**Work required**
Search the records for the word "items". Copy every line where it appears.

(Provided entries)

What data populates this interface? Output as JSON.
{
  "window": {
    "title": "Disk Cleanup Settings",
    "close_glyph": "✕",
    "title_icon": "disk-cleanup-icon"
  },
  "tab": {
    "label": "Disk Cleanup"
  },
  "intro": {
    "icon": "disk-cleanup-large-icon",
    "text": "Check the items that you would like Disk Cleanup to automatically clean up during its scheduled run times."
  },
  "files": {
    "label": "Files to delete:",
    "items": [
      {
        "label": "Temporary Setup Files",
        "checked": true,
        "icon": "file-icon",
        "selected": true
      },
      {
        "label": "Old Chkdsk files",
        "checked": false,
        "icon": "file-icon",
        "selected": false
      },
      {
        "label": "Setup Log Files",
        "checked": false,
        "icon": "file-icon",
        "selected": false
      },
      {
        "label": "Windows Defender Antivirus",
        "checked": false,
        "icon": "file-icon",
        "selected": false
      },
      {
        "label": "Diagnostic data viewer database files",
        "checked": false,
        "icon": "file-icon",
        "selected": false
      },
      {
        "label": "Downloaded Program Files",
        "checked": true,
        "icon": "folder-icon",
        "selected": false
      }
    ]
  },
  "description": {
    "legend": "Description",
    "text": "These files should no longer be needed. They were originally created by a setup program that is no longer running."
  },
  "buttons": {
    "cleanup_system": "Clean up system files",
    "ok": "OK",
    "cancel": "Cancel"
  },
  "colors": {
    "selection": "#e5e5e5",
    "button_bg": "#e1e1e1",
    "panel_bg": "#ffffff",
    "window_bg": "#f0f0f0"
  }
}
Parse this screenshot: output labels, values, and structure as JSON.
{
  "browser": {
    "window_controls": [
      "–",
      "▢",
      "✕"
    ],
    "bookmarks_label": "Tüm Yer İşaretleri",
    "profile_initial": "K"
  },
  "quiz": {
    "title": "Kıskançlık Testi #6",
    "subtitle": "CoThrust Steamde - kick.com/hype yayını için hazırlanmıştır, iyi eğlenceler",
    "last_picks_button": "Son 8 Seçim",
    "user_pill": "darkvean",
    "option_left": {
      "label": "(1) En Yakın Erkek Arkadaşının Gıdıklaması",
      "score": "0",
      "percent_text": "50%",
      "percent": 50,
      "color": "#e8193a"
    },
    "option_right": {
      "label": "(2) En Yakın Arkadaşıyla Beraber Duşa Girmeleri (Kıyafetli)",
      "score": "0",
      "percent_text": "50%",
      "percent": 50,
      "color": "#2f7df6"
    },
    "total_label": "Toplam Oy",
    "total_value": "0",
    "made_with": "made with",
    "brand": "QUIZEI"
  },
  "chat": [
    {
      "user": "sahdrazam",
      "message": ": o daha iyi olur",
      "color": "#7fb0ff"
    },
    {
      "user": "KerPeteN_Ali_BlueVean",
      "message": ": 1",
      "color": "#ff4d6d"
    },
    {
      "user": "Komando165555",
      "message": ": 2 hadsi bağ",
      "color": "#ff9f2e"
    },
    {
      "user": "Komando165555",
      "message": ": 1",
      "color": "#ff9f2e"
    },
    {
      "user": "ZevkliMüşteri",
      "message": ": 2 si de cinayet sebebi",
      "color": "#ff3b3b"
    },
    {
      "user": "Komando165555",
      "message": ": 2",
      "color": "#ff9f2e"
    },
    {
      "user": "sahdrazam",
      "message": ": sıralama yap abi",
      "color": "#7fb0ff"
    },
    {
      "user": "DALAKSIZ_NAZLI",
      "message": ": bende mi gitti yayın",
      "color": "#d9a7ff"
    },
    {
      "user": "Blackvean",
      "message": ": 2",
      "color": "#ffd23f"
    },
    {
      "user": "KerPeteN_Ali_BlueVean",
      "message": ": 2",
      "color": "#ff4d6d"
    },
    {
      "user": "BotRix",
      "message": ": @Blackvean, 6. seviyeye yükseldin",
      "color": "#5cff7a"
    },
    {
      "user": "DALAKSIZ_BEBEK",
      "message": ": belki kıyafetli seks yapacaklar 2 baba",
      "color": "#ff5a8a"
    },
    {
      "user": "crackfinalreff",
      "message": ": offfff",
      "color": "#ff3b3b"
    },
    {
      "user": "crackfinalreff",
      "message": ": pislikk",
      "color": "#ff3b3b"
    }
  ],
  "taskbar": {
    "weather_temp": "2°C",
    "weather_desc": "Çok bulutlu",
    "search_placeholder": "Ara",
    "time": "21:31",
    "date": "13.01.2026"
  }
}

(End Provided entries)

**Answer for the task**
    "text": "Check the items that you would like Disk Cleanup to automatically clean up during its scheduled run times."
    "items": [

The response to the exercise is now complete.